Comment Re:Tim Cook, fuck yourself! I have my Blackberry! (Score 1) 344 344

Unfortunately, now that BlackBerry has given up their pathetic attempts at trying to market, sell, and support their new platform, I'm worried that we won't have this option for as long as we'd like. The platform is actually good, but no one seems to know or care that it exists. (Seriously, just look at how many comments on a BB-related article here are from people who are completely ignorant of the new OS, and continue to make completely valid criticisms of the old OS,.)

These days, they seem far more focused on wining and dining CEOs and CIOs to sell BES licenses, than on furthering the development of their own smartphone platform. I wouldn't be surprised of that eventually becomes 100% of their business.

I sure hope they get their act together, since I really like BlackBerry 10 as both a developer and a user, but I'm getting increasingly pessimistic.

Comment Re:I am amazed (Score 1) 248 248

Pretty much all Unicode handling in framework libraries is UTF-16, and has been for quite a long time. Windows "wide" strings, Java String, .NET String, Qt QString, ICU UnicodeString, etc. Of course some libraries may support choosing between the two, and many newer libraries do opt for UTF-8. Serialized formats are also more likely to be UTF-8. However, UTF-16 is still far more common as the "in memory" representation.

Since multi-element characters are far less common in UTF-16 than in UTF-8, I can see how one could forget something about that in their implementation. Then again, between Emoji and Asian languages, its kinda hard to ignore dealing with those.

Comment Re:Not at all (Score 1) 461 461

AOL has always been the mark of an Internet dunce. There was never a time when it didn't have a negative connotation, among those with a clue. No self-respecting techie would be caught dead with an AOL Email address.

Gmail usually just means you're too lazy to explore your options, or to setup your own domain name. It doesn't really have anywhere near the level of taint.

Comment Re:she will be able to use her mom's smartphone (Score 1) 156 156

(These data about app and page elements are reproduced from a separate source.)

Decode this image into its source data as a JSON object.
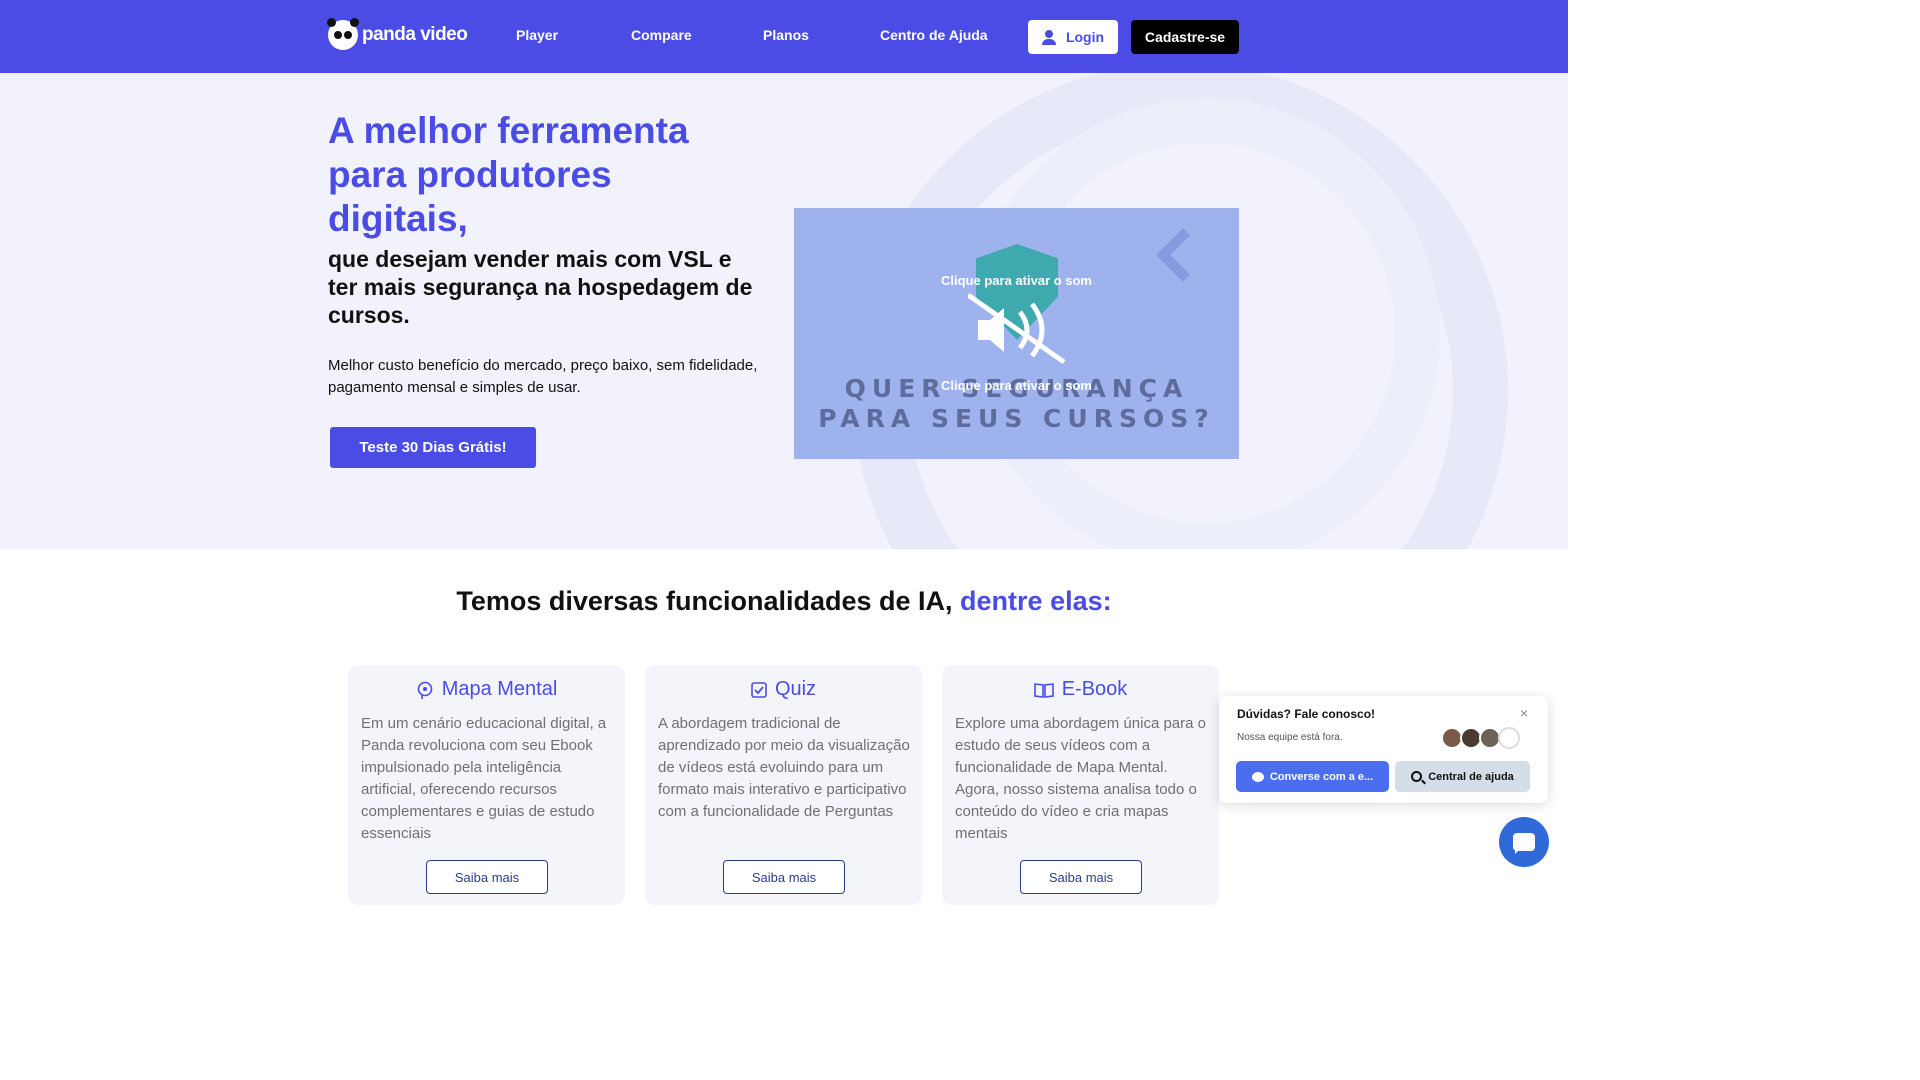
{
  "nav": {
    "logo_text": "panda video",
    "links": [
      "Player",
      "Compare",
      "Planos",
      "Centro de Ajuda"
    ],
    "login_label": "Login",
    "signup_label": "Cadastre-se"
  },
  "hero": {
    "title": "A melhor ferramenta para produtores digitais,",
    "subtitle": "que desejam vender mais com VSL e ter mais segurança na hospedagem de cursos.",
    "description": "Melhor custo benefício do mercado, preço baixo, sem fidelidade, pagamento mensal e simples de usar.",
    "cta_label": "Teste 30 Dias Grátis!"
  },
  "video": {
    "sound_hint": "Clique para ativar o som",
    "headline_line1": "QUER SEGURANÇA",
    "headline_line2": "PARA SEUS CURSOS?"
  },
  "features": {
    "title": "Temos diversas funcionalidades de IA,",
    "title_accent": "dentre elas:",
    "cards": [
      {
        "title": "Mapa Mental",
        "icon": "head-icon",
        "body": "Em um cenário educacional digital, a Panda revoluciona com seu Ebook impulsionado pela inteligência artificial, oferecendo recursos complementares e guias de estudo essenciais",
        "button": "Saiba mais"
      },
      {
        "title": "Quiz",
        "icon": "checkbox-icon",
        "body": "A abordagem tradicional de aprendizado por meio da visualização de vídeos está evoluindo para um formato mais interativo e participativo com a funcionalidade de Perguntas",
        "button": "Saiba mais"
      },
      {
        "title": "E-Book",
        "icon": "book-icon",
        "body": "Explore uma abordagem única para o estudo de seus vídeos com a funcionalidade de Mapa Mental. Agora, nosso sistema analisa todo o conteúdo do vídeo e cria mapas mentais",
        "button": "Saiba mais"
      }
    ]
  },
  "chat": {
    "title": "Dúvidas? Fale conosco!",
    "subtitle": "Nossa equipe está fora.",
    "close": "×",
    "chat_button": "Converse com a e...",
    "help_button": "Central de ajuda"
  },
  "colors": {
    "brand": "#4b4ce6",
    "hero_bg": "#f1f2fb",
    "video_bg": "#9eb2ee",
    "chat_button": "#4b6ef0"
  }
}
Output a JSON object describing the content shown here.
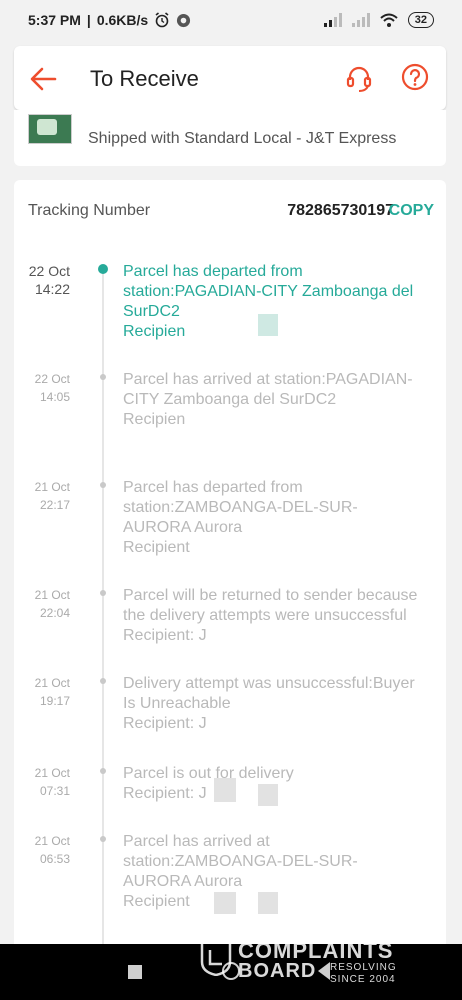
{
  "status_bar": {
    "time": "5:37 PM",
    "speed": "0.6KB/s",
    "battery": "32"
  },
  "header": {
    "title": "To Receive"
  },
  "shipping": {
    "method": "Shipped with Standard Local - J&T Express"
  },
  "tracking": {
    "label": "Tracking Number",
    "number": "782865730197",
    "copy_label": "COPY"
  },
  "events": [
    {
      "date": "22 Oct",
      "time": "14:22",
      "text": "Parcel has departed from station:PAGADIAN-CITY Zamboanga del SurDC2",
      "recipient": "Recipien"
    },
    {
      "date": "22 Oct",
      "time": "14:05",
      "text": "Parcel has arrived at station:PAGADIAN-CITY Zamboanga del SurDC2",
      "recipient": "Recipien"
    },
    {
      "date": "21 Oct",
      "time": "22:17",
      "text": "Parcel has departed from station:ZAMBOANGA-DEL-SUR-AURORA Aurora",
      "recipient": "Recipient"
    },
    {
      "date": "21 Oct",
      "time": "22:04",
      "text": "Parcel will be returned to sender because the delivery attempts were unsuccessful",
      "recipient": "Recipient: J"
    },
    {
      "date": "21 Oct",
      "time": "19:17",
      "text": "Delivery attempt was unsuccessful:Buyer Is Unreachable",
      "recipient": "Recipient: J"
    },
    {
      "date": "21 Oct",
      "time": "07:31",
      "text": "Parcel is out for delivery",
      "recipient": "Recipient: J"
    },
    {
      "date": "21 Oct",
      "time": "06:53",
      "text": "Parcel has arrived at station:ZAMBOANGA-DEL-SUR-AURORA Aurora",
      "recipient": "Recipient"
    }
  ],
  "watermark": {
    "line1": "COMPLAINTS",
    "line2": "BOARD",
    "sub1": "RESOLVING",
    "sub2": "SINCE 2004"
  },
  "colors": {
    "accent": "#26aa99",
    "brand_orange": "#ee4d2d"
  }
}
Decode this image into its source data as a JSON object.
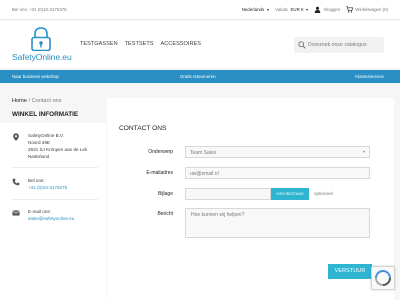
{
  "topbar": {
    "phone": "Bel ons: +31 (0)10-3176375",
    "language": "Nederlands",
    "currency_label": "Valuta:",
    "currency": "EUR €",
    "login": "Inloggen",
    "cart": "Winkelwagen (0)"
  },
  "header": {
    "logo_text": "SafetyOnline.eu",
    "nav": [
      "Testgassen",
      "Testsets",
      "Accessoires"
    ],
    "search_placeholder": "Doorzoek onze catalogus"
  },
  "bluebar": {
    "left": "Naar business webshop",
    "center": "Gratis retourneren",
    "right": "Klantenservice"
  },
  "breadcrumb": {
    "home": "Home",
    "separator": "/",
    "current": "Contact ons"
  },
  "sidebar": {
    "title": "WINKEL INFORMATIE",
    "address": [
      "SafetyOnline B.V.",
      "Noord 49E",
      "2931 SJ Krimpen aan de Lek",
      "Nederland"
    ],
    "phone_label": "Bel ons:",
    "phone": "+31 (0)10-3176375",
    "email_label": "E-mail ons:",
    "email": "sales@safetyonline.eu"
  },
  "contact": {
    "title": "CONTACT ONS",
    "subject_label": "Onderwerp",
    "subject_value": "Team Sales",
    "email_label": "E-mailadres",
    "email_placeholder": "uw@email.nl",
    "attachment_label": "Bijlage",
    "file_button": "KIES BESTAND",
    "optional": "optioneel",
    "message_label": "Bericht",
    "message_placeholder": "Hoe kunnen wij helpen?",
    "submit": "VERSTUUR"
  },
  "colors": {
    "accent": "#2fb5d2",
    "brand": "#2a8fc4"
  },
  "icons": [
    "user-icon",
    "cart-icon",
    "search-icon",
    "location-icon",
    "phone-icon",
    "mail-icon",
    "recaptcha-icon"
  ]
}
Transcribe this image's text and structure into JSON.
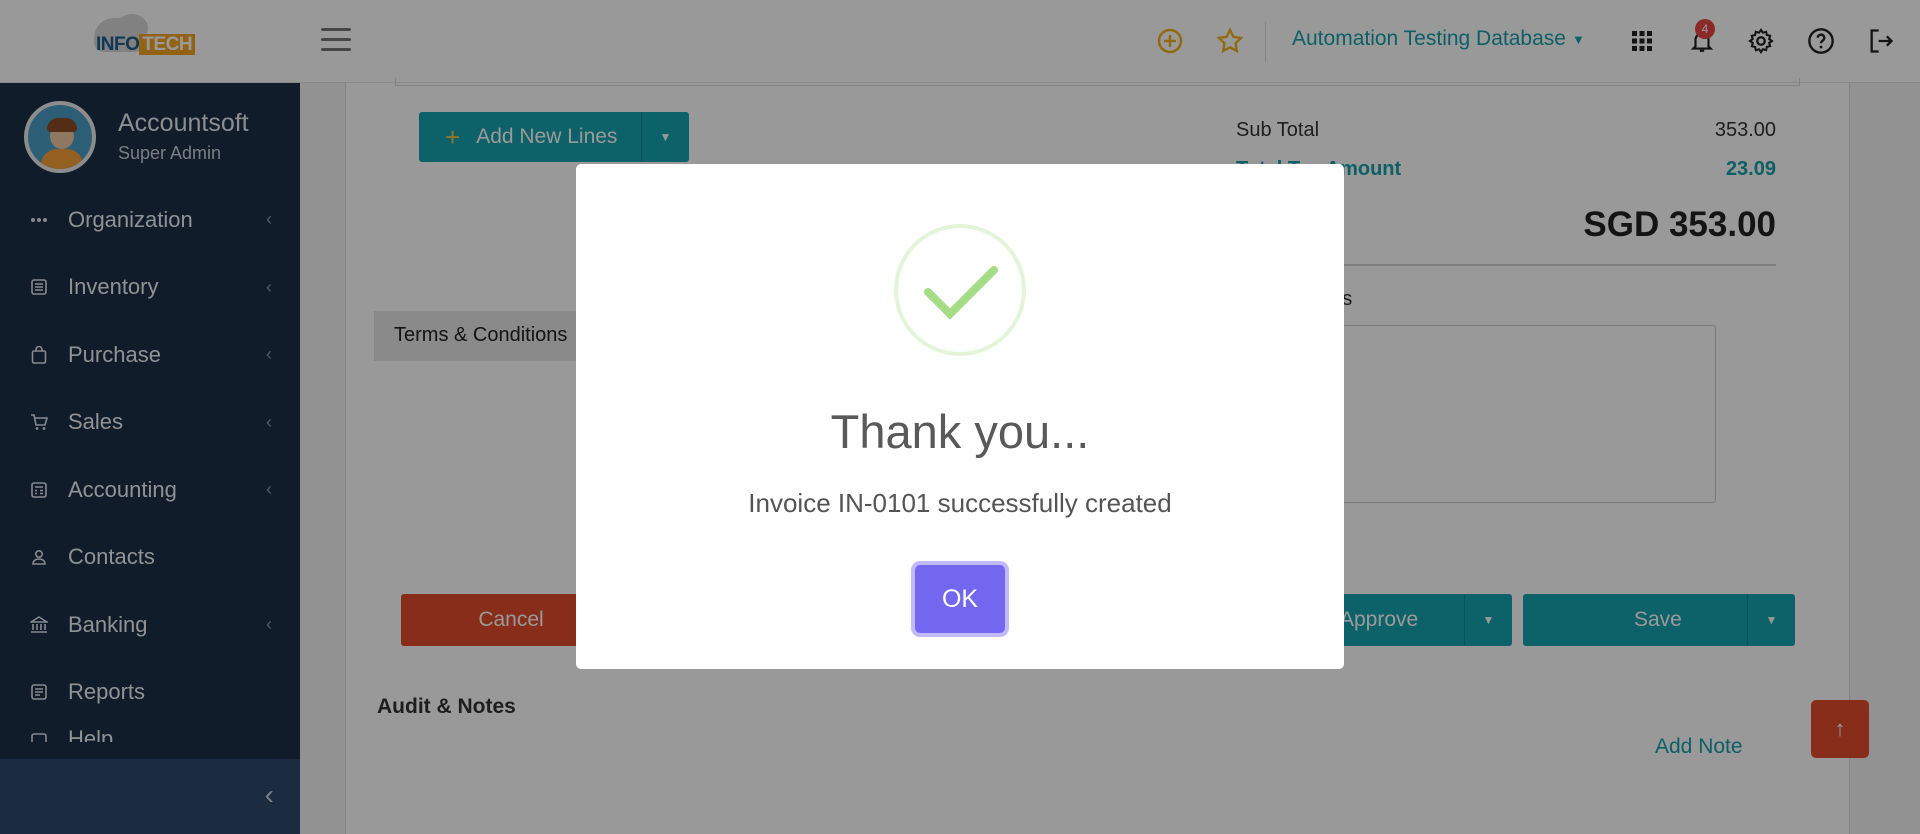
{
  "header": {
    "logo_text_a": "INFO",
    "logo_text_b": "TECH",
    "database": "Automation Testing Database",
    "notification_count": "4",
    "icons": [
      "hamburger-icon",
      "plus-circle-icon",
      "star-icon",
      "apps-grid-icon",
      "bell-icon",
      "gear-icon",
      "help-icon",
      "logout-icon"
    ],
    "accent_color": "#17a0a8",
    "highlight_color": "#f5a623"
  },
  "sidebar": {
    "user_name": "Accountsoft",
    "user_role": "Super Admin",
    "items": [
      {
        "label": "Organization",
        "icon": "dots-icon",
        "has_submenu": true
      },
      {
        "label": "Inventory",
        "icon": "inventory-icon",
        "has_submenu": true
      },
      {
        "label": "Purchase",
        "icon": "shopping-bag-icon",
        "has_submenu": true
      },
      {
        "label": "Sales",
        "icon": "cart-icon",
        "has_submenu": true
      },
      {
        "label": "Accounting",
        "icon": "calculator-icon",
        "has_submenu": true
      },
      {
        "label": "Contacts",
        "icon": "person-icon",
        "has_submenu": false
      },
      {
        "label": "Banking",
        "icon": "bank-icon",
        "has_submenu": true
      },
      {
        "label": "Reports",
        "icon": "report-icon",
        "has_submenu": false
      },
      {
        "label": "Help",
        "icon": "help-doc-icon",
        "has_submenu": true
      }
    ],
    "bg_color": "#1c2f45"
  },
  "invoice": {
    "add_lines_label": "Add New Lines",
    "sub_total_label": "Sub Total",
    "sub_total_value": "353.00",
    "tax_label": "Total Tax Amount",
    "tax_value": "23.09",
    "grand_total": "SGD 353.00",
    "terms_tab": "Terms & Conditions",
    "notes_label": "Notes",
    "cancel_label": "Cancel",
    "approve_label": "Approve",
    "save_label": "Save",
    "audit_label": "Audit & Notes",
    "add_note_label": "Add Note"
  },
  "modal": {
    "title": "Thank you...",
    "message": "Invoice IN-0101 successfully created",
    "ok_label": "OK",
    "ok_color": "#7367f0",
    "icon": "check-success-icon"
  }
}
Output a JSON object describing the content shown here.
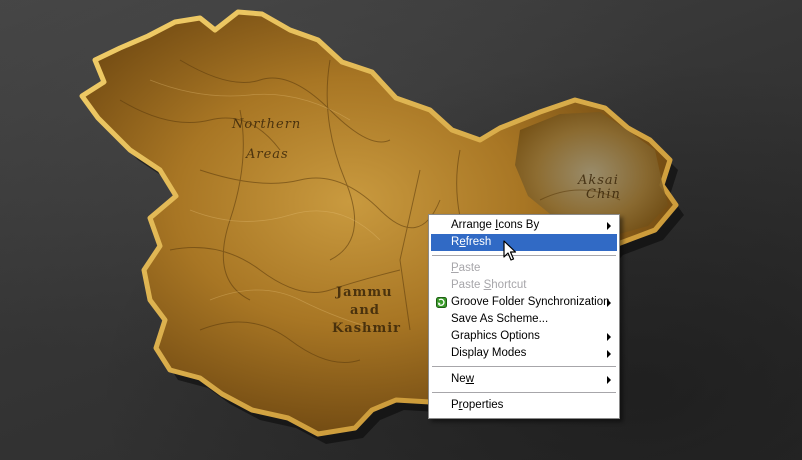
{
  "wallpaper": {
    "map_labels": {
      "northern_areas": [
        "Northern",
        "Areas"
      ],
      "jammu_kashmir": [
        "Jammu",
        "and",
        "Kashmir"
      ],
      "aksai_chin": [
        "Aksai",
        "Chin"
      ]
    },
    "colors": {
      "background": "#3a3a3a",
      "map_gold": "#b8862c",
      "map_dark": "#6b4a14"
    }
  },
  "context_menu": {
    "items": [
      {
        "pre": "Arrange ",
        "ul": "I",
        "post": "cons By",
        "submenu": true,
        "disabled": false,
        "highlighted": false
      },
      {
        "pre": "R",
        "ul": "e",
        "post": "fresh",
        "submenu": false,
        "disabled": false,
        "highlighted": true
      },
      {
        "separator": true
      },
      {
        "pre": "",
        "ul": "P",
        "post": "aste",
        "submenu": false,
        "disabled": true,
        "highlighted": false
      },
      {
        "pre": "Paste ",
        "ul": "S",
        "post": "hortcut",
        "submenu": false,
        "disabled": true,
        "highlighted": false
      },
      {
        "pre": "Groove Folder Synchronization",
        "ul": "",
        "post": "",
        "submenu": true,
        "disabled": false,
        "highlighted": false,
        "icon": "groove-sync-icon"
      },
      {
        "pre": "Save As Scheme...",
        "ul": "",
        "post": "",
        "submenu": false,
        "disabled": false,
        "highlighted": false
      },
      {
        "pre": "Graphics Options",
        "ul": "",
        "post": "",
        "submenu": true,
        "disabled": false,
        "highlighted": false
      },
      {
        "pre": "Display Modes",
        "ul": "",
        "post": "",
        "submenu": true,
        "disabled": false,
        "highlighted": false
      },
      {
        "separator": true
      },
      {
        "pre": "Ne",
        "ul": "w",
        "post": "",
        "submenu": true,
        "disabled": false,
        "highlighted": false
      },
      {
        "separator": true
      },
      {
        "pre": "P",
        "ul": "r",
        "post": "operties",
        "submenu": false,
        "disabled": false,
        "highlighted": false
      }
    ],
    "colors": {
      "highlight": "#316ac5",
      "disabled_text": "#a7a6aa"
    }
  },
  "cursor": {
    "icon": "arrow-pointer-icon"
  }
}
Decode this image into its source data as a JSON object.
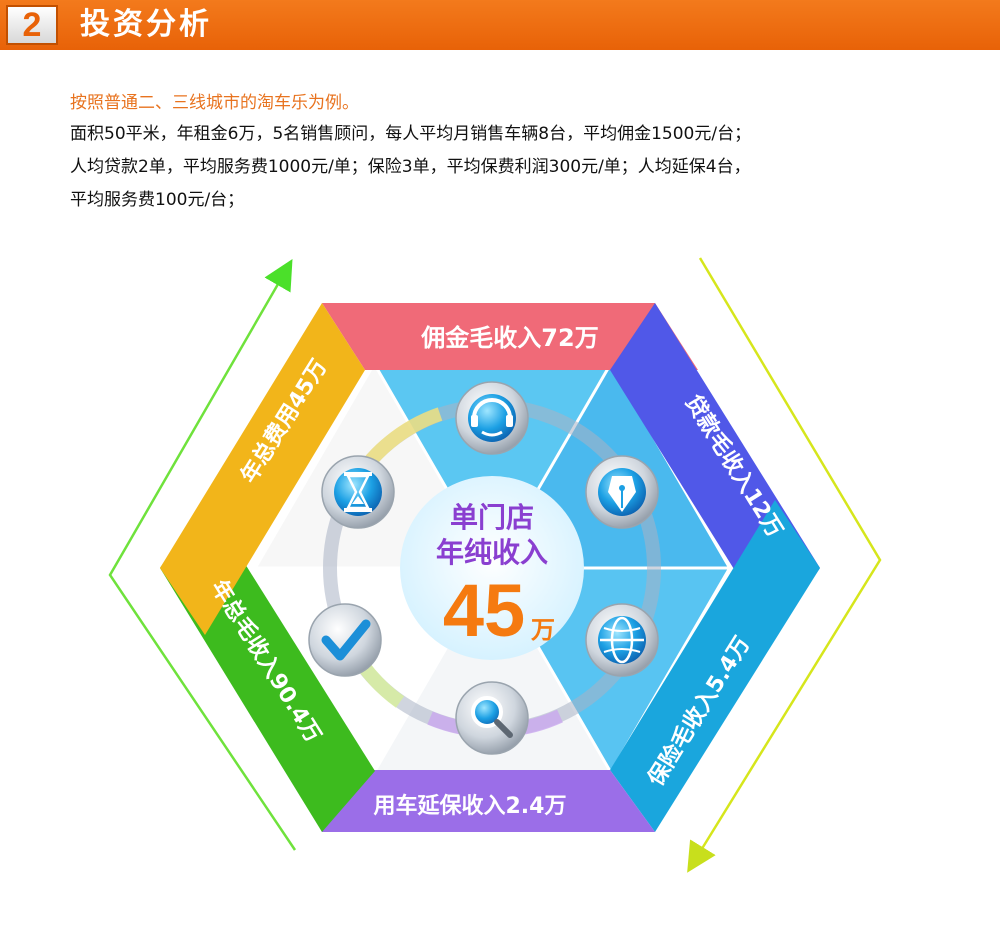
{
  "header": {
    "number": "2",
    "title": "投资分析"
  },
  "intro": "按照普通二、三线城市的淘车乐为例。",
  "paragraph": [
    "面积50平米，年租金6万，5名销售顾问，每人平均月销售车辆8台，平均佣金1500元/台；",
    "人均贷款2单，平均服务费1000元/单；保险3单，平均保费利润300元/单；人均延保4台，",
    "平均服务费100元/台；"
  ],
  "center": {
    "line1": "单门店",
    "line2": "年纯收入",
    "value": "45",
    "unit": "万"
  },
  "segments": [
    {
      "label": "佣金毛收入72万",
      "color": "#f06a78"
    },
    {
      "label": "贷款毛收入12万",
      "color": "#4f56e8"
    },
    {
      "label": "保险毛收入5.4万",
      "color": "#1aa6dd"
    },
    {
      "label": "用车延保收入2.4万",
      "color": "#9b6ee8"
    },
    {
      "label": "年总毛收入90.4万",
      "color": "#3dbb1e"
    },
    {
      "label": "年总费用45万",
      "color": "#f2b51a"
    }
  ],
  "icons": [
    "headset-icon",
    "pen-nib-icon",
    "globe-icon",
    "magnifier-icon",
    "checkmark-icon",
    "hourglass-icon"
  ],
  "colors": {
    "header": "#e86208",
    "intro": "#e8731f",
    "center_value": "#f57a10",
    "center_text": "#8a3fd0"
  }
}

And people who get nit-picky about all these gender terms in English, especially when their gender-of-choice appears favored, should be grateful that they speak a language that offers the luxury of gender-neutral words. Many other languages assign gender to everything and have no such luxury.

Comment Re:It was the best Windows (Score 4, Insightful) 640 640

Don't kid yourself. XP was just as bad as Vista at first, but everyone forgets that. It didn't become the "Windows to stand the ultimate test of time" until XP SP2.

Windows 2000 was also one of the best versions, IMHO. It just often gets left out, because it wasn't marketed to "the average home user." (But I wish it had been, instead of that trash called ME.)

Comment Re:Nothing wrong with Blackberries (Score 1) 252 252

Remember that many places are still running older devices (e.g. Bold 9900) with their old operating system (OS 7.x or below). This old OS is what everyone continues to point to and make an example of when complaining about the company and their products. Often this is done in an atmosphere of complete denial at the very existence of their newer OS and products.

I wouldn't be the least bit surprised if the Whitehouse has not yet upgraded their devices and infrastructure from BB7 to BB10.

Some comparable jumps in the computer world would be Mac OS 9 to 10, or Windows 3.x to NT/2000. Yes, its that big a change. No, it doesn't happen quickly. In the interim, there's a lot of overlap and strong opinions that are dismissive of the newer product.

Real programs don't eat cache.